BRIEF:
Without the pictures, give the listing below again exactly.

MATERIALS PROVIDED:

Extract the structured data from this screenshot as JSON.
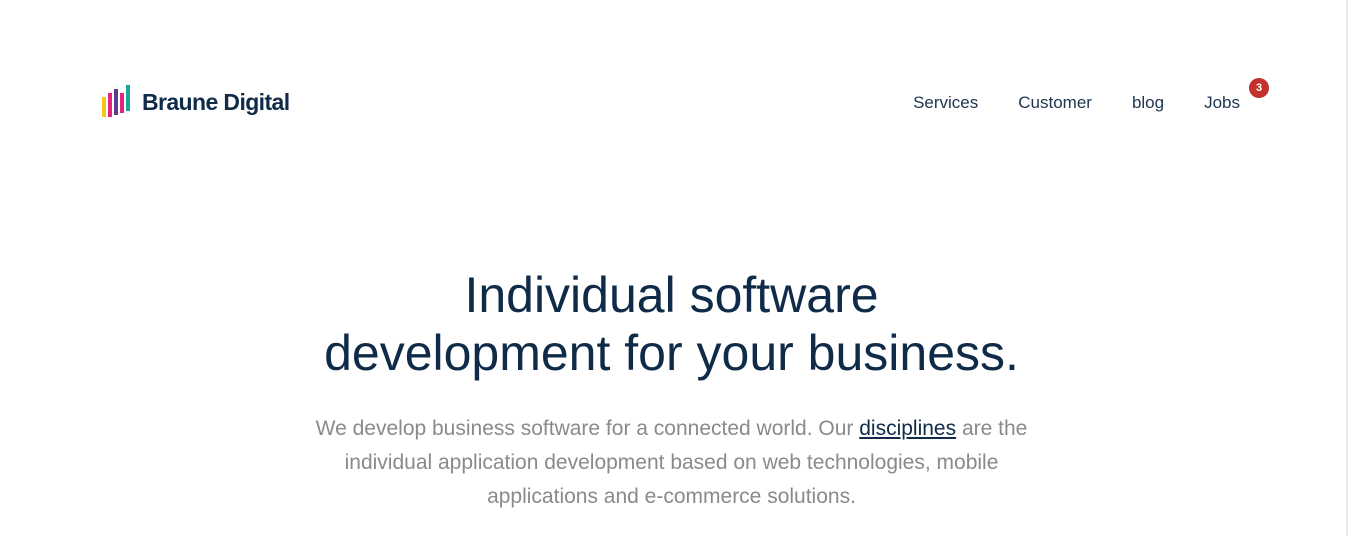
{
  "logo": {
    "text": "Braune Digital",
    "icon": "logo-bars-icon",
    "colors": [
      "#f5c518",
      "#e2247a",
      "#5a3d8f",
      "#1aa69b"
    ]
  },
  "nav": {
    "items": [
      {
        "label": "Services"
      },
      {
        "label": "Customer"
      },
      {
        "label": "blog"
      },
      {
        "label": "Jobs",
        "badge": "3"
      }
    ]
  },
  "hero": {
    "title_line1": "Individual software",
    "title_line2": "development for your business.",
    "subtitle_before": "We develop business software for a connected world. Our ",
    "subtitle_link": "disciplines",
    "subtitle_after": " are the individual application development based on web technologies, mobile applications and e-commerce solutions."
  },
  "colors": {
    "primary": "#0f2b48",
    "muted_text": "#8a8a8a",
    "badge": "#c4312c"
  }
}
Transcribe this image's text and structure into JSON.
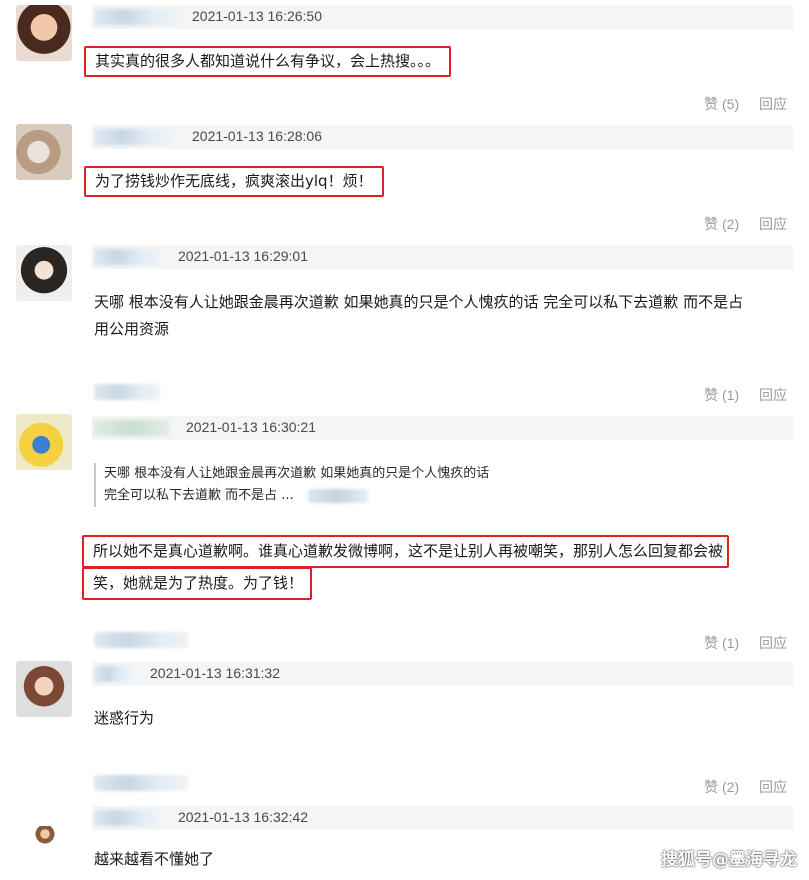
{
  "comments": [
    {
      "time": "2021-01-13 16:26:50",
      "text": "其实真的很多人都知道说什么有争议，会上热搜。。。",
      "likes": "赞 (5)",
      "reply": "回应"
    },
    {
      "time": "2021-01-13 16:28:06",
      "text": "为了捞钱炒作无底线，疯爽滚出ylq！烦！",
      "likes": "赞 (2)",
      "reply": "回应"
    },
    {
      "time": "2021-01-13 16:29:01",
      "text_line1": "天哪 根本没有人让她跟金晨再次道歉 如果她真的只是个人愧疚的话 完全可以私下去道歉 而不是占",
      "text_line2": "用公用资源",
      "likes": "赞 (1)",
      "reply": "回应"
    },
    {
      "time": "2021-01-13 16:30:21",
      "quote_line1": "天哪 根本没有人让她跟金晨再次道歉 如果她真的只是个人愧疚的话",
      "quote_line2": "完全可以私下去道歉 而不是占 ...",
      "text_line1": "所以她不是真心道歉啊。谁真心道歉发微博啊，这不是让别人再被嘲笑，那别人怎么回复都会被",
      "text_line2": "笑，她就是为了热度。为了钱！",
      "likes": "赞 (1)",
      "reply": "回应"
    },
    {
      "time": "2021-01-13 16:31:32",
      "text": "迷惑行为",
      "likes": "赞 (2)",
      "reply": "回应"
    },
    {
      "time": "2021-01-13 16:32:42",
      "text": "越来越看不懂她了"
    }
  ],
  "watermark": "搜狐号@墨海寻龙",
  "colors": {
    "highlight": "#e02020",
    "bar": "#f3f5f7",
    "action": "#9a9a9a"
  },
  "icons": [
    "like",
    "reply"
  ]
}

SOLUTION FOR THIS EXERCISE:
Extract the structured data from this screenshot as JSON.
{
  "logo": {
    "text": "Braune Digital",
    "icon": "logo-bars-icon",
    "colors": [
      "#f5c518",
      "#e2247a",
      "#5a3d8f",
      "#1aa69b"
    ]
  },
  "nav": {
    "items": [
      {
        "label": "Services"
      },
      {
        "label": "Customer"
      },
      {
        "label": "blog"
      },
      {
        "label": "Jobs",
        "badge": "3"
      }
    ]
  },
  "hero": {
    "title_line1": "Individual software",
    "title_line2": "development for your business.",
    "subtitle_before": "We develop business software for a connected world. Our ",
    "subtitle_link": "disciplines",
    "subtitle_after": " are the individual application development based on web technologies, mobile applications and e-commerce solutions."
  },
  "colors": {
    "primary": "#0f2b48",
    "muted_text": "#8a8a8a",
    "badge": "#c4312c"
  }
}
Transcribe this image's text and structure into JSON.
{
  "comments": [
    {
      "time": "2021-01-13 16:26:50",
      "text": "其实真的很多人都知道说什么有争议，会上热搜。。。",
      "likes": "赞 (5)",
      "reply": "回应"
    },
    {
      "time": "2021-01-13 16:28:06",
      "text": "为了捞钱炒作无底线，疯爽滚出ylq！烦！",
      "likes": "赞 (2)",
      "reply": "回应"
    },
    {
      "time": "2021-01-13 16:29:01",
      "text_line1": "天哪 根本没有人让她跟金晨再次道歉 如果她真的只是个人愧疚的话 完全可以私下去道歉 而不是占",
      "text_line2": "用公用资源",
      "likes": "赞 (1)",
      "reply": "回应"
    },
    {
      "time": "2021-01-13 16:30:21",
      "quote_line1": "天哪 根本没有人让她跟金晨再次道歉 如果她真的只是个人愧疚的话",
      "quote_line2": "完全可以私下去道歉 而不是占 ...",
      "text_line1": "所以她不是真心道歉啊。谁真心道歉发微博啊，这不是让别人再被嘲笑，那别人怎么回复都会被",
      "text_line2": "笑，她就是为了热度。为了钱！",
      "likes": "赞 (1)",
      "reply": "回应"
    },
    {
      "time": "2021-01-13 16:31:32",
      "text": "迷惑行为",
      "likes": "赞 (2)",
      "reply": "回应"
    },
    {
      "time": "2021-01-13 16:32:42",
      "text": "越来越看不懂她了"
    }
  ],
  "watermark": "搜狐号@墨海寻龙",
  "colors": {
    "highlight": "#e02020",
    "bar": "#f3f5f7",
    "action": "#9a9a9a"
  },
  "icons": [
    "like",
    "reply"
  ]
}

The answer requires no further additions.